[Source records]
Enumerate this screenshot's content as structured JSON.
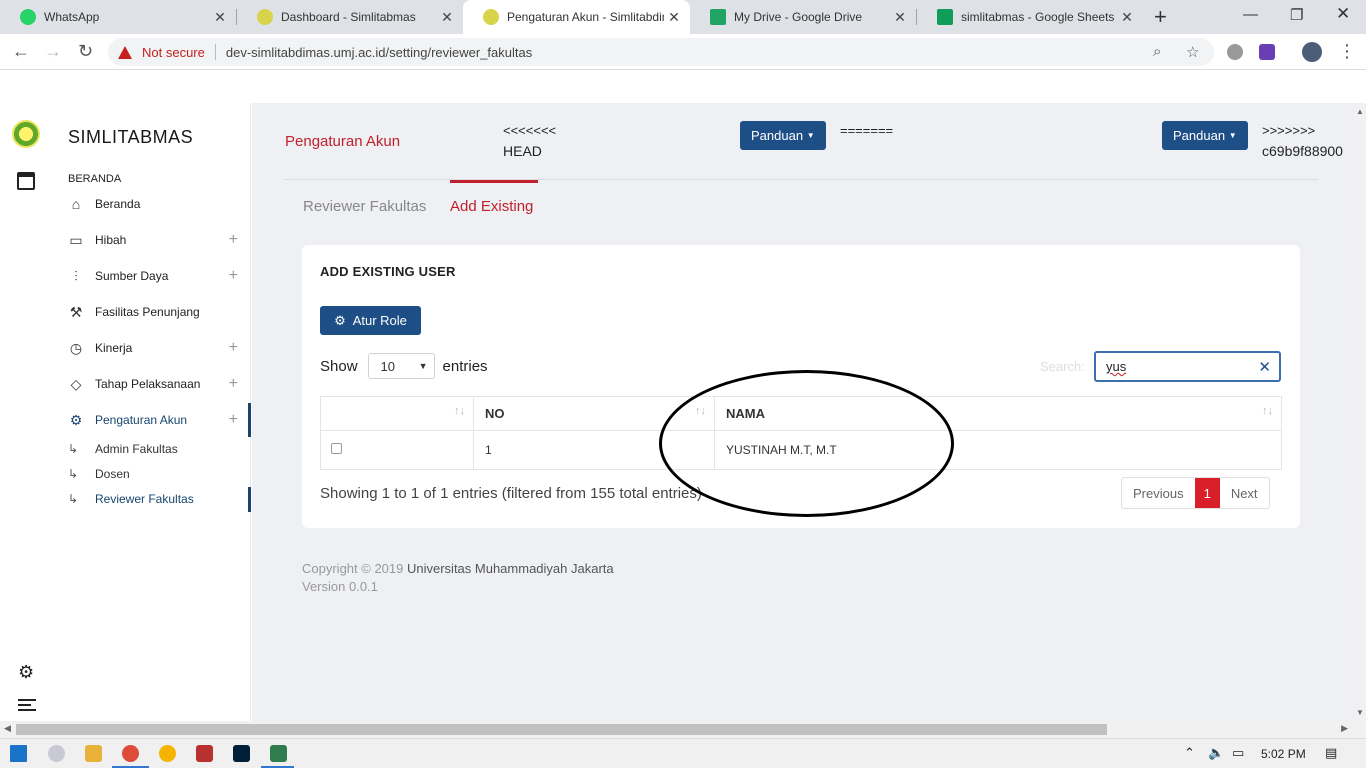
{
  "browser": {
    "tabs": [
      {
        "title": "WhatsApp",
        "icon": "whatsapp-icon",
        "color": "#25d366"
      },
      {
        "title": "Dashboard - Simlitabmas",
        "icon": "simlitabmas-icon",
        "color": "#d7d34a"
      },
      {
        "title": "Pengaturan Akun - Simlitabdim",
        "icon": "simlitabmas-icon",
        "color": "#d7d34a"
      },
      {
        "title": "My Drive - Google Drive",
        "icon": "google-drive-icon",
        "color": "#1fa463"
      },
      {
        "title": "simlitabmas - Google Sheets",
        "icon": "google-sheets-icon",
        "color": "#0f9d58"
      }
    ],
    "not_secure": "Not secure",
    "url": "dev-simlitabdimas.umj.ac.id/setting/reviewer_fakultas"
  },
  "sidebar": {
    "brand": "SIMLITABMAS",
    "section": "BERANDA",
    "items": [
      {
        "label": "Beranda",
        "icon": "home-icon",
        "plus": false
      },
      {
        "label": "Hibah",
        "icon": "card-icon",
        "plus": true
      },
      {
        "label": "Sumber Daya",
        "icon": "sliders-icon",
        "plus": true
      },
      {
        "label": "Fasilitas Penunjang",
        "icon": "wrench-icon",
        "plus": false
      },
      {
        "label": "Kinerja",
        "icon": "history-icon",
        "plus": true
      },
      {
        "label": "Tahap Pelaksanaan",
        "icon": "tag-icon",
        "plus": true
      },
      {
        "label": "Pengaturan Akun",
        "icon": "gear-icon",
        "plus": true
      }
    ],
    "subitems": [
      "Admin Fakultas",
      "Dosen",
      "Reviewer Fakultas"
    ]
  },
  "header": {
    "title": "Pengaturan Akun",
    "conflict_head_1": "<<<<<<<",
    "conflict_head_2": "HEAD",
    "conflict_mid": "=======",
    "conflict_tail_1": ">>>>>>>",
    "conflict_tail_2": "c69b9f88900",
    "panduan": "Panduan"
  },
  "tabs": {
    "reviewer": "Reviewer Fakultas",
    "add_existing": "Add Existing"
  },
  "card": {
    "title": "ADD EXISTING USER",
    "atur_role": "Atur Role",
    "show": "Show",
    "entries_value": "10",
    "entries": "entries",
    "search_label": "Search:",
    "search_value": "yus",
    "columns": [
      "",
      "NO",
      "NAMA"
    ],
    "rows": [
      {
        "no": "1",
        "nama": "YUSTINAH M.T, M.T"
      }
    ],
    "showing": "Showing 1 to 1 of 1 entries (filtered from 155 total entries)",
    "pager": {
      "prev": "Previous",
      "current": "1",
      "next": "Next"
    }
  },
  "footer": {
    "copyright": "Copyright © 2019 ",
    "university": "Universitas Muhammadiyah Jakarta",
    "version": "Version 0.0.1"
  },
  "taskbar": {
    "time": "5:02 PM"
  }
}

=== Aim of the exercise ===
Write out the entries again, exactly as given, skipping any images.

=== Finished task ===
Enumerate this screenshot's content as structured JSON.
{
  "browser": {
    "tabs": [
      {
        "title": "WhatsApp",
        "icon": "whatsapp-icon",
        "color": "#25d366"
      },
      {
        "title": "Dashboard - Simlitabmas",
        "icon": "simlitabmas-icon",
        "color": "#d7d34a"
      },
      {
        "title": "Pengaturan Akun - Simlitabdim",
        "icon": "simlitabmas-icon",
        "color": "#d7d34a"
      },
      {
        "title": "My Drive - Google Drive",
        "icon": "google-drive-icon",
        "color": "#1fa463"
      },
      {
        "title": "simlitabmas - Google Sheets",
        "icon": "google-sheets-icon",
        "color": "#0f9d58"
      }
    ],
    "not_secure": "Not secure",
    "url": "dev-simlitabdimas.umj.ac.id/setting/reviewer_fakultas"
  },
  "sidebar": {
    "brand": "SIMLITABMAS",
    "section": "BERANDA",
    "items": [
      {
        "label": "Beranda",
        "icon": "home-icon",
        "plus": false
      },
      {
        "label": "Hibah",
        "icon": "card-icon",
        "plus": true
      },
      {
        "label": "Sumber Daya",
        "icon": "sliders-icon",
        "plus": true
      },
      {
        "label": "Fasilitas Penunjang",
        "icon": "wrench-icon",
        "plus": false
      },
      {
        "label": "Kinerja",
        "icon": "history-icon",
        "plus": true
      },
      {
        "label": "Tahap Pelaksanaan",
        "icon": "tag-icon",
        "plus": true
      },
      {
        "label": "Pengaturan Akun",
        "icon": "gear-icon",
        "plus": true
      }
    ],
    "subitems": [
      "Admin Fakultas",
      "Dosen",
      "Reviewer Fakultas"
    ]
  },
  "header": {
    "title": "Pengaturan Akun",
    "conflict_head_1": "<<<<<<<",
    "conflict_head_2": "HEAD",
    "conflict_mid": "=======",
    "conflict_tail_1": ">>>>>>>",
    "conflict_tail_2": "c69b9f88900",
    "panduan": "Panduan"
  },
  "tabs": {
    "reviewer": "Reviewer Fakultas",
    "add_existing": "Add Existing"
  },
  "card": {
    "title": "ADD EXISTING USER",
    "atur_role": "Atur Role",
    "show": "Show",
    "entries_value": "10",
    "entries": "entries",
    "search_label": "Search:",
    "search_value": "yus",
    "columns": [
      "",
      "NO",
      "NAMA"
    ],
    "rows": [
      {
        "no": "1",
        "nama": "YUSTINAH M.T, M.T"
      }
    ],
    "showing": "Showing 1 to 1 of 1 entries (filtered from 155 total entries)",
    "pager": {
      "prev": "Previous",
      "current": "1",
      "next": "Next"
    }
  },
  "footer": {
    "copyright": "Copyright © 2019 ",
    "university": "Universitas Muhammadiyah Jakarta",
    "version": "Version 0.0.1"
  },
  "taskbar": {
    "time": "5:02 PM"
  }
}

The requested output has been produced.